**Exercise instructions:** In the records below, count every line that contains the word "this" and report only the total.

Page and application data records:
****************
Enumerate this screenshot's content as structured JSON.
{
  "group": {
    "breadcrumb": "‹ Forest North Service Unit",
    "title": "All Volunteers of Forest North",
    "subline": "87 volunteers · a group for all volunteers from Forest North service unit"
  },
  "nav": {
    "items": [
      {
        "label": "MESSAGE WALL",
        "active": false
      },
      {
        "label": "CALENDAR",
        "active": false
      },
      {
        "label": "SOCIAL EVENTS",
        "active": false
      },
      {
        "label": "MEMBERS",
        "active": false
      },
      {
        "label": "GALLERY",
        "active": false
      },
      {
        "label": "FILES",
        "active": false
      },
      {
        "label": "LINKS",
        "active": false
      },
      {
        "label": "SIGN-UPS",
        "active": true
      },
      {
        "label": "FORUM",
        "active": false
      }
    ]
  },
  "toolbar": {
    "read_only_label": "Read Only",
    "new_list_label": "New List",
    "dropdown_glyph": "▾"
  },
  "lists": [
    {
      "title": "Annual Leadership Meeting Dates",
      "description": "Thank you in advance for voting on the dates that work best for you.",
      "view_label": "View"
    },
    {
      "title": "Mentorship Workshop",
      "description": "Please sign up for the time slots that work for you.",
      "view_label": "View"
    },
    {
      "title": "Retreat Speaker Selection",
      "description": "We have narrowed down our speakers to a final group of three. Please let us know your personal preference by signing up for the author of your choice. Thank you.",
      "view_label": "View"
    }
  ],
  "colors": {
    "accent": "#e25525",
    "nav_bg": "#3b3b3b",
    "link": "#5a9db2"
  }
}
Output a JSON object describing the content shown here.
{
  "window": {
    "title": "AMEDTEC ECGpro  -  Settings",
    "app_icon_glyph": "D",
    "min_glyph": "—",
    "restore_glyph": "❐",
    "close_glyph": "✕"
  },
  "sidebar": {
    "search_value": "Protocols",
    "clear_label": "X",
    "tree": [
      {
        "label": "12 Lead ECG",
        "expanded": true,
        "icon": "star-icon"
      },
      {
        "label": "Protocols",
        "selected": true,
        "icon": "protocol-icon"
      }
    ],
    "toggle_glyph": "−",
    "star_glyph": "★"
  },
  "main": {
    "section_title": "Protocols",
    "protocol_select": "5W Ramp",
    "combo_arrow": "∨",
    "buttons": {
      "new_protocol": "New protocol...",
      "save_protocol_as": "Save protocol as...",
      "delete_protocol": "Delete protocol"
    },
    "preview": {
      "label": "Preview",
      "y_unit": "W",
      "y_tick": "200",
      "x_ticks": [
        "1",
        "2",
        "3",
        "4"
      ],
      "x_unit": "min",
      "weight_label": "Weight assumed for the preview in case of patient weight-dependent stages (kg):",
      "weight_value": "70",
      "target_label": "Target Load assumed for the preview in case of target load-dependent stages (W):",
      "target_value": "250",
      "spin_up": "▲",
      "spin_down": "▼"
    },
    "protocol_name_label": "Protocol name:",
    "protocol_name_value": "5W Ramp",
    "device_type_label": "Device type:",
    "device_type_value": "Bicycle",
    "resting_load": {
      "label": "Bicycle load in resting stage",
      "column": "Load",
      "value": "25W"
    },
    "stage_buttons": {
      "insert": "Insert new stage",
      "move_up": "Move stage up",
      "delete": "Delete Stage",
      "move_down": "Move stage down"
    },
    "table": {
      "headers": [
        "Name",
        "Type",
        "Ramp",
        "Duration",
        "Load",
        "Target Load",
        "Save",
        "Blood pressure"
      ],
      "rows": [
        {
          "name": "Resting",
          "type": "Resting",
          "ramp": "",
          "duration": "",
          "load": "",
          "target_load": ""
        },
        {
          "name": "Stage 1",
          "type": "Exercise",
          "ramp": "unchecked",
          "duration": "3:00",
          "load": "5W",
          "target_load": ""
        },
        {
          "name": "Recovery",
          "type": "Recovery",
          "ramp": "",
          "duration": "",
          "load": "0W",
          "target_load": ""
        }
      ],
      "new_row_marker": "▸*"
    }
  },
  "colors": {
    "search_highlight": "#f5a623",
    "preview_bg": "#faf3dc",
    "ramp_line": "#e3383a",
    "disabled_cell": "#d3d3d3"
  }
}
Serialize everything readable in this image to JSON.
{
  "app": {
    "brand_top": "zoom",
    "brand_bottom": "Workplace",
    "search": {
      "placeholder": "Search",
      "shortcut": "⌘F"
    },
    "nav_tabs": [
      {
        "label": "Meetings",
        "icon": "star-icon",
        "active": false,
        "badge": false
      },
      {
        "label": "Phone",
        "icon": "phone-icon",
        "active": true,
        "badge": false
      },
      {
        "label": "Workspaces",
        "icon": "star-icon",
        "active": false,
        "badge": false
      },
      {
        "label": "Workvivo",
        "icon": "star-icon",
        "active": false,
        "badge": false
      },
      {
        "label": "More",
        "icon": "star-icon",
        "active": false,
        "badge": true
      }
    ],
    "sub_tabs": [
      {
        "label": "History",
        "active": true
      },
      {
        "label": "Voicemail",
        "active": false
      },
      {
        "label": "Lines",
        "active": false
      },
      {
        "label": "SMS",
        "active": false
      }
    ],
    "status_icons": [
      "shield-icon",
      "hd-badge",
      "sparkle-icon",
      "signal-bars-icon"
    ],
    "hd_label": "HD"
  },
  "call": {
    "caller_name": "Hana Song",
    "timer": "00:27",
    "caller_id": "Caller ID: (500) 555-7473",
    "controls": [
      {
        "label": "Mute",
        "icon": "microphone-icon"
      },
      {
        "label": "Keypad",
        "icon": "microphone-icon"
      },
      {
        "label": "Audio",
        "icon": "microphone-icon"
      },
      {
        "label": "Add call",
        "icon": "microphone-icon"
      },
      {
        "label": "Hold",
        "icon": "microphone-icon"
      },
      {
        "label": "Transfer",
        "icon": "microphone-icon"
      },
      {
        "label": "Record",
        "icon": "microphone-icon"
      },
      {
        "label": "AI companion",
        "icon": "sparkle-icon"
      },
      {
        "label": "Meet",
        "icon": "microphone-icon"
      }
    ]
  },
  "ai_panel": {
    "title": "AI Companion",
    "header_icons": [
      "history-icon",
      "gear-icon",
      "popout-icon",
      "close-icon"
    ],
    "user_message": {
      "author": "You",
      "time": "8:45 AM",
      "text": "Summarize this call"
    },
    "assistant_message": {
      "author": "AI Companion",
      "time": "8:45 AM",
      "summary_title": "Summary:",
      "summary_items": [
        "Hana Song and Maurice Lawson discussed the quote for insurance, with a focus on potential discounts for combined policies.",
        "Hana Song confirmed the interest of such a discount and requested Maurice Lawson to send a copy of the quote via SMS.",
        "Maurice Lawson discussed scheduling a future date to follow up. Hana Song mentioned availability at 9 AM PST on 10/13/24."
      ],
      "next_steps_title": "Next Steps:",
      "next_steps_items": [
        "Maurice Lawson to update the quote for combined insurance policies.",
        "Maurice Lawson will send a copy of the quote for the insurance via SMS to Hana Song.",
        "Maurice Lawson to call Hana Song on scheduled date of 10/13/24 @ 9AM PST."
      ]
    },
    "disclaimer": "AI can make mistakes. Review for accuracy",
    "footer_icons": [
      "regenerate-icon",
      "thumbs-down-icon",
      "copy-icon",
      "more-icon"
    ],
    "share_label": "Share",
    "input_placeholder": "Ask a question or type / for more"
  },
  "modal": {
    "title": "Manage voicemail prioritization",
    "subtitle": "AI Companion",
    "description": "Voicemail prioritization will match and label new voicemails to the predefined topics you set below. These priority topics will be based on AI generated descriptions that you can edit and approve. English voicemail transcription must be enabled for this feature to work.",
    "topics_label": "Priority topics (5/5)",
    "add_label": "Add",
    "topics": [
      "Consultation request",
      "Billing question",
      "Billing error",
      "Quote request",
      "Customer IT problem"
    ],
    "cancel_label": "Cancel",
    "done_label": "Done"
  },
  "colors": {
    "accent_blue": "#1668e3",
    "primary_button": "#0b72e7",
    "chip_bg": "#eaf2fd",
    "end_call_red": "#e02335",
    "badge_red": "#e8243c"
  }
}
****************
**Task output:** 4